**Task objective:**
Set down all of the data exactly as it appears.

**Records provided:**
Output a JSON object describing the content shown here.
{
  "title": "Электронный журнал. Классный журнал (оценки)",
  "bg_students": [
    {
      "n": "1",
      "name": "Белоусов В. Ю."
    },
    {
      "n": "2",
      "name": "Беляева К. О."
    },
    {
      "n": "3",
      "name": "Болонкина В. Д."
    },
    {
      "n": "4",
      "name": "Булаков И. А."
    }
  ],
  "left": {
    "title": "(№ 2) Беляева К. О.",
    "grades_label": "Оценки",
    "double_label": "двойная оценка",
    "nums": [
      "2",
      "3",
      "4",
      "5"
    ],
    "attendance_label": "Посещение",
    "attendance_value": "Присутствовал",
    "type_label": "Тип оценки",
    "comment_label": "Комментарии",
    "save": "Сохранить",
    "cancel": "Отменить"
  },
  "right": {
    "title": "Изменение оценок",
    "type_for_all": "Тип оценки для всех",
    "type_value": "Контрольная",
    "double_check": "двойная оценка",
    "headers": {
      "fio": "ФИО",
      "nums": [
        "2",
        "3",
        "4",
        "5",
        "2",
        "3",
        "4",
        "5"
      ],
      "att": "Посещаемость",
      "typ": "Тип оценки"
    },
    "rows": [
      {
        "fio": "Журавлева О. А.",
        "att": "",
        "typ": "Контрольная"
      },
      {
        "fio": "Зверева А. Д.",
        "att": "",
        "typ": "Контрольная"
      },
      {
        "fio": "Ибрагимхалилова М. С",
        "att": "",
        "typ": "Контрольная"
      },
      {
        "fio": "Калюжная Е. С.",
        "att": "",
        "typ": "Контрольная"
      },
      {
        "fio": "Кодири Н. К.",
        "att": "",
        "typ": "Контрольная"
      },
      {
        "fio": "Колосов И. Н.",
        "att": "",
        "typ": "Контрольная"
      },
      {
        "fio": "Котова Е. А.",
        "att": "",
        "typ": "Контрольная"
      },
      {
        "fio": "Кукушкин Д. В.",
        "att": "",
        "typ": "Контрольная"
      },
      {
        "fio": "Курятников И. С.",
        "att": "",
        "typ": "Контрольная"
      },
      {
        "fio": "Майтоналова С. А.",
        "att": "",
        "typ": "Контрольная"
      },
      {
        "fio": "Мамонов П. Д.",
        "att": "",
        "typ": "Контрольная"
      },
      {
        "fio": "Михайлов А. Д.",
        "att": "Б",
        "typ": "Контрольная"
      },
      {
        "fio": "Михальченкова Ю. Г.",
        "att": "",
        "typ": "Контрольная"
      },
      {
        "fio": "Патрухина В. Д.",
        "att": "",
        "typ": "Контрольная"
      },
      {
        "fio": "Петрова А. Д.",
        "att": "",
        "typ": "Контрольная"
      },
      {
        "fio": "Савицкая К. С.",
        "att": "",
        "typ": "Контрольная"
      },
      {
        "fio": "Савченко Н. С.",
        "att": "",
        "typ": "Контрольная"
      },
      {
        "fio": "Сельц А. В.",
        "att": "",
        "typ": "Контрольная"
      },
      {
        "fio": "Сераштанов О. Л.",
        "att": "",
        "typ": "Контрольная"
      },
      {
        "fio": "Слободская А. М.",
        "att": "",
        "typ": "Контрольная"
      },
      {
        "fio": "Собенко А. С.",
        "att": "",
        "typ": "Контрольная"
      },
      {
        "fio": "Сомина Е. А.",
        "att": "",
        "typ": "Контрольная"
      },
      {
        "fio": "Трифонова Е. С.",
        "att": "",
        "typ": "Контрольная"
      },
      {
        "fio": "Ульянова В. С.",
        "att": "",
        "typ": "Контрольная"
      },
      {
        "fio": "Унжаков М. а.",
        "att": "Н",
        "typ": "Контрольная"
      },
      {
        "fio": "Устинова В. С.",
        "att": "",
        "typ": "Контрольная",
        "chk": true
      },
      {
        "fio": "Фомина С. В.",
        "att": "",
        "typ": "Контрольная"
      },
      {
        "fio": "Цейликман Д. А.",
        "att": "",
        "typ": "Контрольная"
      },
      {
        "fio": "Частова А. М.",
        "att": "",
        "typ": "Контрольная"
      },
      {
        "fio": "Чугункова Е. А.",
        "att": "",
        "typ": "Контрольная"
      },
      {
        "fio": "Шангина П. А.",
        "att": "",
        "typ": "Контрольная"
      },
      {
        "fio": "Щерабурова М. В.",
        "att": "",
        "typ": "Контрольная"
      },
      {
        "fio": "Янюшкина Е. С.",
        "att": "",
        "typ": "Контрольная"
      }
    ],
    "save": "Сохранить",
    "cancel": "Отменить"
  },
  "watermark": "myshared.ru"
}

**Exercise result:**
Output a JSON object describing the content shown here.
{
  "title": "Электронный журнал. Классный журнал (оценки)",
  "bg_students": [
    {
      "n": "1",
      "name": "Белоусов В. Ю."
    },
    {
      "n": "2",
      "name": "Беляева К. О."
    },
    {
      "n": "3",
      "name": "Болонкина В. Д."
    },
    {
      "n": "4",
      "name": "Булаков И. А."
    }
  ],
  "left": {
    "title": "(№ 2) Беляева К. О.",
    "grades_label": "Оценки",
    "double_label": "двойная оценка",
    "nums": [
      "2",
      "3",
      "4",
      "5"
    ],
    "attendance_label": "Посещение",
    "attendance_value": "Присутствовал",
    "type_label": "Тип оценки",
    "comment_label": "Комментарии",
    "save": "Сохранить",
    "cancel": "Отменить"
  },
  "right": {
    "title": "Изменение оценок",
    "type_for_all": "Тип оценки для всех",
    "type_value": "Контрольная",
    "double_check": "двойная оценка",
    "headers": {
      "fio": "ФИО",
      "nums": [
        "2",
        "3",
        "4",
        "5",
        "2",
        "3",
        "4",
        "5"
      ],
      "att": "Посещаемость",
      "typ": "Тип оценки"
    },
    "rows": [
      {
        "fio": "Журавлева О. А.",
        "att": "",
        "typ": "Контрольная"
      },
      {
        "fio": "Зверева А. Д.",
        "att": "",
        "typ": "Контрольная"
      },
      {
        "fio": "Ибрагимхалилова М. С",
        "att": "",
        "typ": "Контрольная"
      },
      {
        "fio": "Калюжная Е. С.",
        "att": "",
        "typ": "Контрольная"
      },
      {
        "fio": "Кодири Н. К.",
        "att": "",
        "typ": "Контрольная"
      },
      {
        "fio": "Колосов И. Н.",
        "att": "",
        "typ": "Контрольная"
      },
      {
        "fio": "Котова Е. А.",
        "att": "",
        "typ": "Контрольная"
      },
      {
        "fio": "Кукушкин Д. В.",
        "att": "",
        "typ": "Контрольная"
      },
      {
        "fio": "Курятников И. С.",
        "att": "",
        "typ": "Контрольная"
      },
      {
        "fio": "Майтоналова С. А.",
        "att": "",
        "typ": "Контрольная"
      },
      {
        "fio": "Мамонов П. Д.",
        "att": "",
        "typ": "Контрольная"
      },
      {
        "fio": "Михайлов А. Д.",
        "att": "Б",
        "typ": "Контрольная"
      },
      {
        "fio": "Михальченкова Ю. Г.",
        "att": "",
        "typ": "Контрольная"
      },
      {
        "fio": "Патрухина В. Д.",
        "att": "",
        "typ": "Контрольная"
      },
      {
        "fio": "Петрова А. Д.",
        "att": "",
        "typ": "Контрольная"
      },
      {
        "fio": "Савицкая К. С.",
        "att": "",
        "typ": "Контрольная"
      },
      {
        "fio": "Савченко Н. С.",
        "att": "",
        "typ": "Контрольная"
      },
      {
        "fio": "Сельц А. В.",
        "att": "",
        "typ": "Контрольная"
      },
      {
        "fio": "Сераштанов О. Л.",
        "att": "",
        "typ": "Контрольная"
      },
      {
        "fio": "Слободская А. М.",
        "att": "",
        "typ": "Контрольная"
      },
      {
        "fio": "Собенко А. С.",
        "att": "",
        "typ": "Контрольная"
      },
      {
        "fio": "Сомина Е. А.",
        "att": "",
        "typ": "Контрольная"
      },
      {
        "fio": "Трифонова Е. С.",
        "att": "",
        "typ": "Контрольная"
      },
      {
        "fio": "Ульянова В. С.",
        "att": "",
        "typ": "Контрольная"
      },
      {
        "fio": "Унжаков М. а.",
        "att": "Н",
        "typ": "Контрольная"
      },
      {
        "fio": "Устинова В. С.",
        "att": "",
        "typ": "Контрольная",
        "chk": true
      },
      {
        "fio": "Фомина С. В.",
        "att": "",
        "typ": "Контрольная"
      },
      {
        "fio": "Цейликман Д. А.",
        "att": "",
        "typ": "Контрольная"
      },
      {
        "fio": "Частова А. М.",
        "att": "",
        "typ": "Контрольная"
      },
      {
        "fio": "Чугункова Е. А.",
        "att": "",
        "typ": "Контрольная"
      },
      {
        "fio": "Шангина П. А.",
        "att": "",
        "typ": "Контрольная"
      },
      {
        "fio": "Щерабурова М. В.",
        "att": "",
        "typ": "Контрольная"
      },
      {
        "fio": "Янюшкина Е. С.",
        "att": "",
        "typ": "Контрольная"
      }
    ],
    "save": "Сохранить",
    "cancel": "Отменить"
  },
  "watermark": "myshared.ru"
}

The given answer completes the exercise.